### Exercise
Find each line of the entries with the string "title", please, and copy it.

### Information
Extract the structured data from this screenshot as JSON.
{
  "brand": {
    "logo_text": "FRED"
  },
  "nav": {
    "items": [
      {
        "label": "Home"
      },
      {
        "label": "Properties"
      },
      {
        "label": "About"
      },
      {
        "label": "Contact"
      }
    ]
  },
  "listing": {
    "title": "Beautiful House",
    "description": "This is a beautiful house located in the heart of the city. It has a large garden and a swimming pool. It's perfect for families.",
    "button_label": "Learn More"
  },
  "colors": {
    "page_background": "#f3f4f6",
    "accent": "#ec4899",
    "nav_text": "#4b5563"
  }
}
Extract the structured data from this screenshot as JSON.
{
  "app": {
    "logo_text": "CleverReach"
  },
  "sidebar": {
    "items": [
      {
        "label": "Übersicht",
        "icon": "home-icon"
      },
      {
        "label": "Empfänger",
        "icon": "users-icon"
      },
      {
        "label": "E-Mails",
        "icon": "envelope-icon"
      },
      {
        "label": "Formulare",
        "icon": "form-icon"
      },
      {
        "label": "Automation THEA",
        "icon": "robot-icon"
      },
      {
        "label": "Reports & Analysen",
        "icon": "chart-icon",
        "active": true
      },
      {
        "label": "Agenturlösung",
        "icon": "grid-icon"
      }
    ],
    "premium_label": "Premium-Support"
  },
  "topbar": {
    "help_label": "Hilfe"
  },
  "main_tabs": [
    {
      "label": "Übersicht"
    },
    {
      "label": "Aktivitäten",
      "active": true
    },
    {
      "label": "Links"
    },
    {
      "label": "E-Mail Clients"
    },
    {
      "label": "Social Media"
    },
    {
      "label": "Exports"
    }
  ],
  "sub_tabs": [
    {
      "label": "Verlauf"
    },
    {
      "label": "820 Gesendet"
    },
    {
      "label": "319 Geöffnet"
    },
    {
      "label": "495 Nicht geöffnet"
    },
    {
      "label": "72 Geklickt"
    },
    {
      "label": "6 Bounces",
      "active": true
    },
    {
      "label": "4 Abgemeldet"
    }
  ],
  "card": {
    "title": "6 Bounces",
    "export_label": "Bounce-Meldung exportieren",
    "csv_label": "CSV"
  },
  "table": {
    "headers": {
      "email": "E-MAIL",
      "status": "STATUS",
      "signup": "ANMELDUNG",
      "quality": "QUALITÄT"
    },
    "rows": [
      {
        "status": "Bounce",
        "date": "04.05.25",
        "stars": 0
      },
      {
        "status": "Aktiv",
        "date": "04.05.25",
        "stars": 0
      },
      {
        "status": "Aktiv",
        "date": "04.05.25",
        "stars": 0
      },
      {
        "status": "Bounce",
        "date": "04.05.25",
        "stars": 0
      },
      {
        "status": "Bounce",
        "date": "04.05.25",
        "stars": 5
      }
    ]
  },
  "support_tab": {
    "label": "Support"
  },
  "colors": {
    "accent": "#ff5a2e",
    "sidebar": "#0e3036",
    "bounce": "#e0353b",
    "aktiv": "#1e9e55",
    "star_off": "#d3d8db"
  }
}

### Answer space
    "title": "Beautiful House",
    "title": "6 Bounces",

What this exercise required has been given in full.